The most important relationships in my life, aside from my immediate family, are my dogs.


They're actually what got me through the pandemic. They are the happiest things in the world they live in the moment, which is exactly the lesson we all need. Alex has dogs, but he's not quite obsessed with his dogs as I am with mine. But they're joyous, right? They brighten your day. They're so happy to see you.


They are so happy you're trapped at home 24/7 and you will never, ever leave like they're like, this is amazing.


And by the way, the price of furphies has gone way. Yes. So I'm going to be in a car recently.


Yeah, no, it's no, it's true. So we thought we would, you know, get one of the rescue shelter puppies and be like, you know, do gooders or whatever.


We were on the waitlist for four months and then we finally got a puppy from the same family we got our first dog from and actually paid like cash for him.


But so I disagree that relationships are person to person.


I think one of the nicest lessons that has emerged from this is the one from your Dogs Live in the moment, which is indeed a beautiful lesson. Take happiness in the small things. Somebody throws a ball out of love, go and fetch it. And on that note, you know, thanks so much, Rudy and Alex, for coming on this show. This has been a delightful conversation.


Thanks, Smith. It's always lovely to speak with you. Thank you. If you enjoyed listening to this episode, you can follow us on Twitter Shooty is at Gopalan. Alex is at a Tabarrok and I am at Amitava MATV Erme. You can browse past episodes of the scene in the Unseen, Unseen, Unseen Dot. And thank you for listening and have a great 2021.
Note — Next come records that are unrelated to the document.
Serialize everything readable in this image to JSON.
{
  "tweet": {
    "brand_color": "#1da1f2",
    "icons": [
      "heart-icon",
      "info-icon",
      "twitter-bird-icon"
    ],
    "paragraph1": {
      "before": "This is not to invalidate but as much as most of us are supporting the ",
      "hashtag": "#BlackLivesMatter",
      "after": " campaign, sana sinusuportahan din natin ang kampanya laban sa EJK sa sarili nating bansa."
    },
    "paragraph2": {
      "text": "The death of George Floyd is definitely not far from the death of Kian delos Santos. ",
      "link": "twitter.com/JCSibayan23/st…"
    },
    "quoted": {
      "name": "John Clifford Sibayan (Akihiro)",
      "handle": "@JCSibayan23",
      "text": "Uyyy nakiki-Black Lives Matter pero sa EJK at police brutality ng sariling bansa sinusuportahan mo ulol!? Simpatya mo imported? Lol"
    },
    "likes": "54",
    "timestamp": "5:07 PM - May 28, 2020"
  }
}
Did you enjoy this episode of the scene in The Unseen? If so, would you like to support the production of the show? You can go over to see an unseen senior and slash support and contribute any amount you like to keep this podcast alive and kicking. Thank you.